The Polyvagal Theory has shed light and enlarged our understanding of nervous system function, attachment issues and trauma responses.

When there is a neuroception of safety, the myelinated branch of the 10th cranial nerve (the ventral vagus), inhibits the fight/flight trauma response of the sympathetic nervous system to activate the social engagement system.

The vagus nerve runs from the hypothalamus area of your brain, (which links the nervous system to the endocrine system), through your throat (tongue, jaw) and chest and diaphragm. It wraps around your heart and solar plexus and continues into your stomach and all your digestive organs. It connects and influences your key energy centres, your third eye, throat, heart, solar plexus and second chakras.

Psychotherapists intentionally work with their client's social engagement system through voice tone, proximity, quality of eye gaze, and body language.  Yet, these aspects of relating play out in all relational exchanges and can help explain the quality of connection we develop with certain people, and also why other people trigger us.

Working with movement, breath and touch actively also engage the vagus nerve. For example, qi gong healing sounds and yogic breathing activates key ventral vagal outlets, eyes, lips, and jaw. Touch releases oxytocin, and gentle movement can discharge tension which is a cause and result of sympathetic activation. This is why yoga and embodied movement practice prove so therapeutic. 

My latest experiment is making eye contact and smiling at strangers. Here I'm actively working with my social engagement system, and secretly playing with someone else’s! 

We are so lucky to live in a time that supports and extends a truly holistic psychological approach to healing and wellbeing. Psychotherapy has so much to offer spiritual and movement practices, and the same is true in terms of these practices offer the field of psychotherapy. Let's keep sharing, practicing and integrating!

Sensorimotor Resources

I decided to add a Sensorimotor Psychotherapy resources page to my website, mainly because I often come across interesting talks, articles, books and website that support a Sensorimotor approach. Let's start with this inspiring TED Talk by Dr. Andy Harkin, who actually lives in Australia. Andy is a Sensorimotor Psychotherapist, although I noticed that he describes himself in this talk as a somatic therapist.
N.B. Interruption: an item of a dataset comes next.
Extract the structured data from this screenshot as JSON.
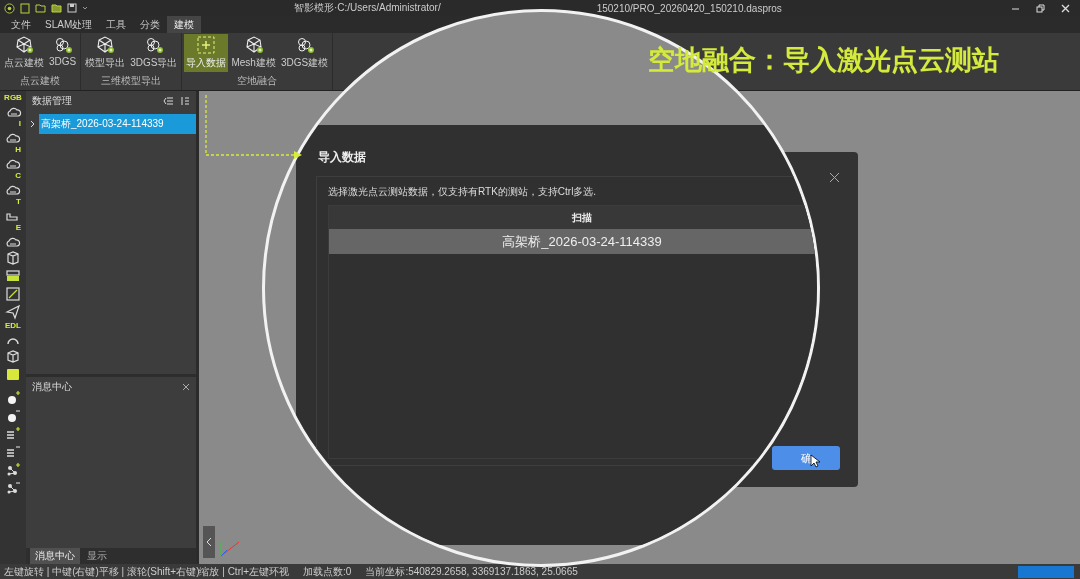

Perhaps, because Sensorimotor Psychotherapy is still relatively new here in Australia (yet growing exponentially).

In this talk, Andy Harkin speaks to the importance of reclaiming a sense of health, and a sense of belonging in the body as a birthright. I hope you enjoy it.